In many ways, robots rock. They’ve been behind huge advances in productivity in manufacturing such as the automobile industry. Today they mix cocktails, cook, and assist in surgeries. A few years ago I bought a Roomba-like robot that sweeps my hardwood floors and scurries under the bed to retrieve dust bunnies. I love that thing―no more crouching to get at those fuzz balls, and it does a decent interim job until cleaning day. But robots as caregivers for the elderly and disabled? In Western countries with rapidly aging populations, we may not have a choice.
Long-term care and assisted-living facilities are expensive and, anyway, most people would prefer to “age in place,” i.e., at home. No panacea by a long shot, though―aging in place has its own set of financial and human resources issues. The stresses of caring for a family member over long periods are well documented―it can be physically, emotionally, and financially draining. And because it’s hard work, very personal, often unpleasant, and not well paid, finding a paid caregiver can be a challenge.
Facing a workforce shortage, Japan took the lead and has made substantial investments and headway in robot development. There nursing-care robots assist with lifting and moving patients and help prevent injury to caregivers. Europe’s Mobiserv consortium has developed a smart personal-companion robot that prompts for medications, doctor appointments, exercise, healthy eating, and social interaction. Researchers in Sweden developed GiraffPlus, which monitors home safety and keeps tabs on blood pressure and other health metrics. It features a Skype-like interface for virtual visits from relatives and caregivers. In the U.S. robots are increasingly used in physical therapy and rehabilitation after strokes.

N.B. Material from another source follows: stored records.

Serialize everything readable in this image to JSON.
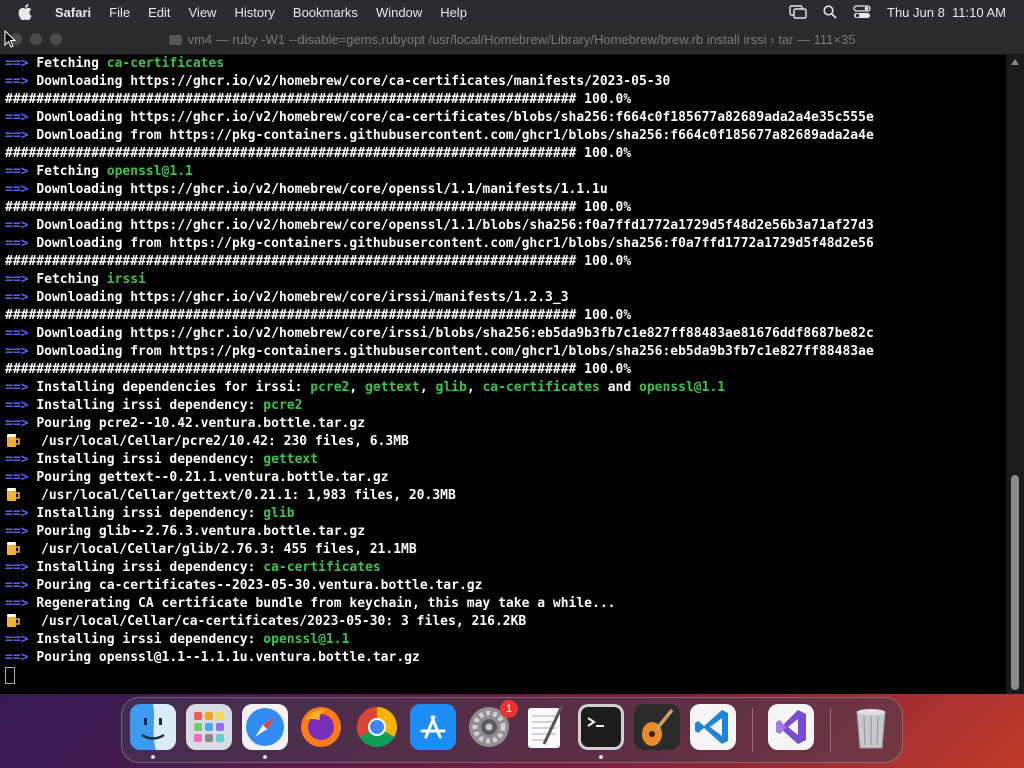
{
  "menubar": {
    "app": "Safari",
    "items": [
      "File",
      "Edit",
      "View",
      "History",
      "Bookmarks",
      "Window",
      "Help"
    ],
    "clock": "Thu Jun 8  11:10 AM",
    "icons": [
      "apple-icon",
      "screen-mirror-icon",
      "search-icon",
      "control-center-icon"
    ]
  },
  "terminal": {
    "title": "vm4 — ruby -W1 --disable=gems,rubyopt /usr/local/Homebrew/Library/Homebrew/brew.rb install irssi › tar — 111×35",
    "colors": {
      "arrow": "#5b63f2",
      "highlight": "#3cc34a",
      "text": "#ffffff",
      "background": "#000000"
    },
    "lines": [
      {
        "type": "arrow",
        "parts": [
          {
            "t": "Fetching "
          },
          {
            "t": "ca-certificates",
            "g": true
          }
        ]
      },
      {
        "type": "arrow",
        "parts": [
          {
            "t": "Downloading https://ghcr.io/v2/homebrew/core/ca-certificates/manifests/2023-05-30"
          }
        ]
      },
      {
        "type": "plain",
        "parts": [
          {
            "t": "######################################################################### 100.0%"
          }
        ]
      },
      {
        "type": "arrow",
        "parts": [
          {
            "t": "Downloading https://ghcr.io/v2/homebrew/core/ca-certificates/blobs/sha256:f664c0f185677a82689ada2a4e35c555e"
          }
        ]
      },
      {
        "type": "arrow",
        "parts": [
          {
            "t": "Downloading from https://pkg-containers.githubusercontent.com/ghcr1/blobs/sha256:f664c0f185677a82689ada2a4e"
          }
        ]
      },
      {
        "type": "plain",
        "parts": [
          {
            "t": "######################################################################### 100.0%"
          }
        ]
      },
      {
        "type": "arrow",
        "parts": [
          {
            "t": "Fetching "
          },
          {
            "t": "openssl@1.1",
            "g": true
          }
        ]
      },
      {
        "type": "arrow",
        "parts": [
          {
            "t": "Downloading https://ghcr.io/v2/homebrew/core/openssl/1.1/manifests/1.1.1u"
          }
        ]
      },
      {
        "type": "plain",
        "parts": [
          {
            "t": "######################################################################### 100.0%"
          }
        ]
      },
      {
        "type": "arrow",
        "parts": [
          {
            "t": "Downloading https://ghcr.io/v2/homebrew/core/openssl/1.1/blobs/sha256:f0a7ffd1772a1729d5f48d2e56b3a71af27d3"
          }
        ]
      },
      {
        "type": "arrow",
        "parts": [
          {
            "t": "Downloading from https://pkg-containers.githubusercontent.com/ghcr1/blobs/sha256:f0a7ffd1772a1729d5f48d2e56"
          }
        ]
      },
      {
        "type": "plain",
        "parts": [
          {
            "t": "######################################################################### 100.0%"
          }
        ]
      },
      {
        "type": "arrow",
        "parts": [
          {
            "t": "Fetching "
          },
          {
            "t": "irssi",
            "g": true
          }
        ]
      },
      {
        "type": "arrow",
        "parts": [
          {
            "t": "Downloading https://ghcr.io/v2/homebrew/core/irssi/manifests/1.2.3_3"
          }
        ]
      },
      {
        "type": "plain",
        "parts": [
          {
            "t": "######################################################################### 100.0%"
          }
        ]
      },
      {
        "type": "arrow",
        "parts": [
          {
            "t": "Downloading https://ghcr.io/v2/homebrew/core/irssi/blobs/sha256:eb5da9b3fb7c1e827ff88483ae81676ddf8687be82c"
          }
        ]
      },
      {
        "type": "arrow",
        "parts": [
          {
            "t": "Downloading from https://pkg-containers.githubusercontent.com/ghcr1/blobs/sha256:eb5da9b3fb7c1e827ff88483ae"
          }
        ]
      },
      {
        "type": "plain",
        "parts": [
          {
            "t": "######################################################################### 100.0%"
          }
        ]
      },
      {
        "type": "arrow",
        "parts": [
          {
            "t": "Installing dependencies for irssi: "
          },
          {
            "t": "pcre2",
            "g": true
          },
          {
            "t": ", "
          },
          {
            "t": "gettext",
            "g": true
          },
          {
            "t": ", "
          },
          {
            "t": "glib",
            "g": true
          },
          {
            "t": ", "
          },
          {
            "t": "ca-certificates",
            "g": true
          },
          {
            "t": " and "
          },
          {
            "t": "openssl@1.1",
            "g": true
          }
        ]
      },
      {
        "type": "arrow",
        "parts": [
          {
            "t": "Installing irssi dependency: "
          },
          {
            "t": "pcre2",
            "g": true
          }
        ]
      },
      {
        "type": "arrow",
        "parts": [
          {
            "t": "Pouring pcre2--10.42.ventura.bottle.tar.gz"
          }
        ]
      },
      {
        "type": "beer",
        "parts": [
          {
            "t": "/usr/local/Cellar/pcre2/10.42: 230 files, 6.3MB"
          }
        ]
      },
      {
        "type": "arrow",
        "parts": [
          {
            "t": "Installing irssi dependency: "
          },
          {
            "t": "gettext",
            "g": true
          }
        ]
      },
      {
        "type": "arrow",
        "parts": [
          {
            "t": "Pouring gettext--0.21.1.ventura.bottle.tar.gz"
          }
        ]
      },
      {
        "type": "beer",
        "parts": [
          {
            "t": "/usr/local/Cellar/gettext/0.21.1: 1,983 files, 20.3MB"
          }
        ]
      },
      {
        "type": "arrow",
        "parts": [
          {
            "t": "Installing irssi dependency: "
          },
          {
            "t": "glib",
            "g": true
          }
        ]
      },
      {
        "type": "arrow",
        "parts": [
          {
            "t": "Pouring glib--2.76.3.ventura.bottle.tar.gz"
          }
        ]
      },
      {
        "type": "beer",
        "parts": [
          {
            "t": "/usr/local/Cellar/glib/2.76.3: 455 files, 21.1MB"
          }
        ]
      },
      {
        "type": "arrow",
        "parts": [
          {
            "t": "Installing irssi dependency: "
          },
          {
            "t": "ca-certificates",
            "g": true
          }
        ]
      },
      {
        "type": "arrow",
        "parts": [
          {
            "t": "Pouring ca-certificates--2023-05-30.ventura.bottle.tar.gz"
          }
        ]
      },
      {
        "type": "arrow",
        "parts": [
          {
            "t": "Regenerating CA certificate bundle from keychain, this may take a while..."
          }
        ]
      },
      {
        "type": "beer",
        "parts": [
          {
            "t": "/usr/local/Cellar/ca-certificates/2023-05-30: 3 files, 216.2KB"
          }
        ]
      },
      {
        "type": "arrow",
        "parts": [
          {
            "t": "Installing irssi dependency: "
          },
          {
            "t": "openssl@1.1",
            "g": true
          }
        ]
      },
      {
        "type": "arrow",
        "parts": [
          {
            "t": "Pouring openssl@1.1--1.1.1u.ventura.bottle.tar.gz"
          }
        ]
      },
      {
        "type": "cursor",
        "parts": []
      }
    ],
    "arrow_glyph": "==> "
  },
  "dock": {
    "apps": [
      {
        "name": "finder",
        "icon": "finder-icon",
        "running": true
      },
      {
        "name": "launchpad",
        "icon": "launchpad-icon",
        "running": false
      },
      {
        "name": "safari",
        "icon": "safari-icon",
        "running": true
      },
      {
        "name": "firefox",
        "icon": "firefox-icon",
        "running": false
      },
      {
        "name": "chrome",
        "icon": "chrome-icon",
        "running": false
      },
      {
        "name": "app-store",
        "icon": "app-store-icon",
        "running": false
      },
      {
        "name": "system-settings",
        "icon": "gear-icon",
        "running": false,
        "badge": "1"
      },
      {
        "name": "textedit",
        "icon": "textedit-icon",
        "running": false
      },
      {
        "name": "terminal",
        "icon": "terminal-icon",
        "running": true
      },
      {
        "name": "garageband",
        "icon": "guitar-icon",
        "running": false
      },
      {
        "name": "vscode",
        "icon": "vscode-icon",
        "running": false
      },
      {
        "name": "visual-studio",
        "icon": "visual-studio-icon",
        "running": false
      },
      {
        "name": "trash",
        "icon": "trash-icon",
        "running": false
      }
    ]
  }
}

Robots hold so much promise for addressing health and housing issues for an aging population, it seems reasonable that researchers would seek to design ones to help the homebound cope with the psychological effects of loneliness. Many are skeptical. Meet PARO and CHARLI, the subjects of my next post in this section.